> Data to use:
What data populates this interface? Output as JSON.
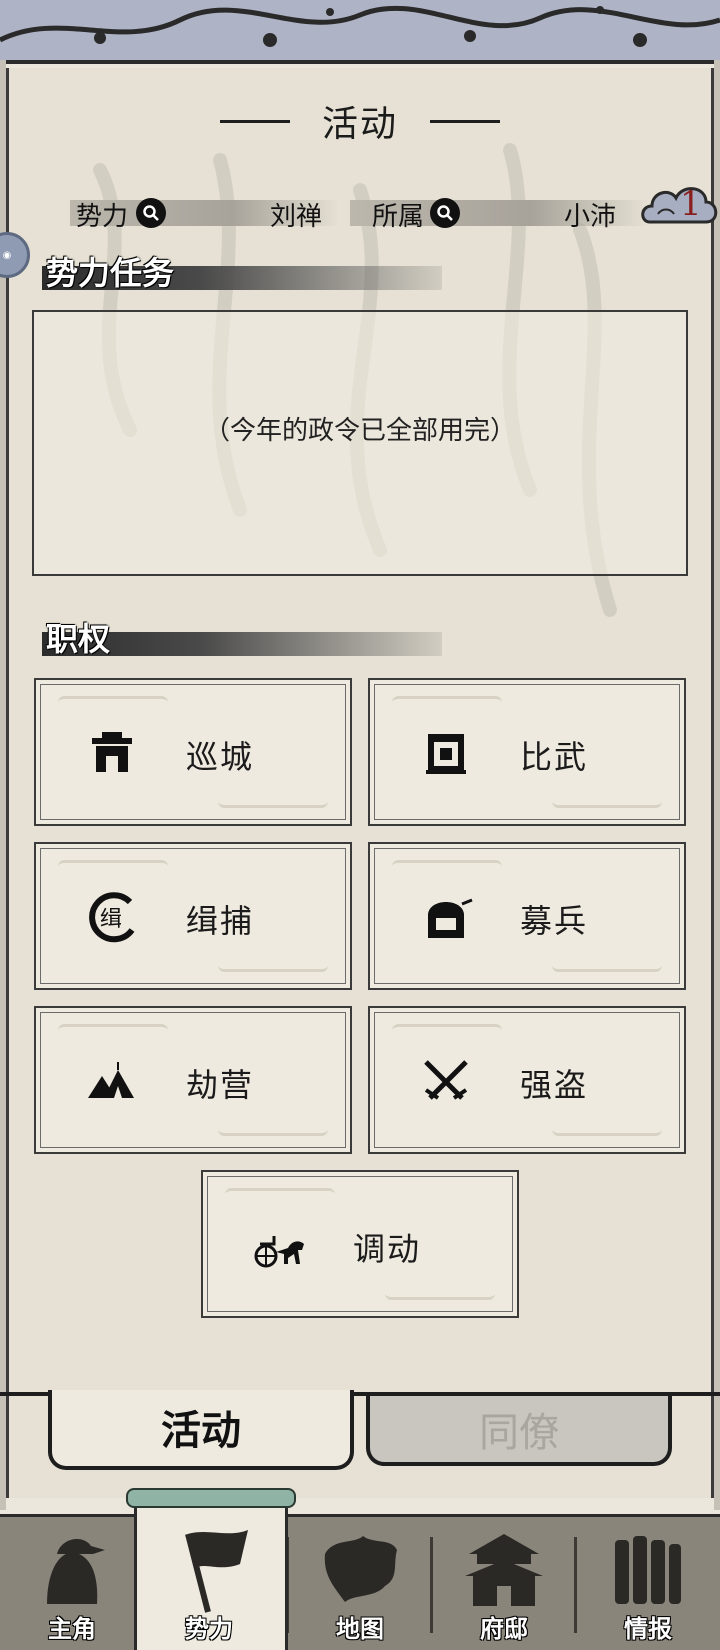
{
  "header": {
    "title": "活动"
  },
  "info_bar": {
    "faction_label": "势力",
    "faction_value": "刘禅",
    "belong_label": "所属",
    "belong_value": "小沛",
    "badge_count": "1"
  },
  "tasks": {
    "section_title": "势力任务",
    "empty_message": "（今年的政令已全部用完）"
  },
  "powers": {
    "section_title": "职权",
    "items": [
      {
        "label": "巡城",
        "icon": "city-gate-icon"
      },
      {
        "label": "比武",
        "icon": "arena-icon"
      },
      {
        "label": "缉捕",
        "icon": "arrest-seal-icon"
      },
      {
        "label": "募兵",
        "icon": "soldier-helmet-icon"
      },
      {
        "label": "劫营",
        "icon": "camp-tents-icon"
      },
      {
        "label": "强盗",
        "icon": "crossed-swords-icon"
      },
      {
        "label": "调动",
        "icon": "chariot-icon"
      }
    ]
  },
  "sub_tabs": [
    {
      "label": "活动",
      "active": true
    },
    {
      "label": "同僚",
      "active": false
    }
  ],
  "nav": [
    {
      "label": "主角",
      "icon": "hero-portrait-icon"
    },
    {
      "label": "势力",
      "icon": "faction-flag-icon",
      "active": true
    },
    {
      "label": "地图",
      "icon": "map-icon"
    },
    {
      "label": "府邸",
      "icon": "mansion-icon"
    },
    {
      "label": "情报",
      "icon": "scrolls-icon"
    }
  ],
  "colors": {
    "paper": "#e6e1d4",
    "ink": "#1b1b1b",
    "badge_red": "#8a1f1f",
    "nav_bg": "#8a857b",
    "top_band": "#aeb4c6"
  }
}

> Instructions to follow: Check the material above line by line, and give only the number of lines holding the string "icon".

> Exercise response: 12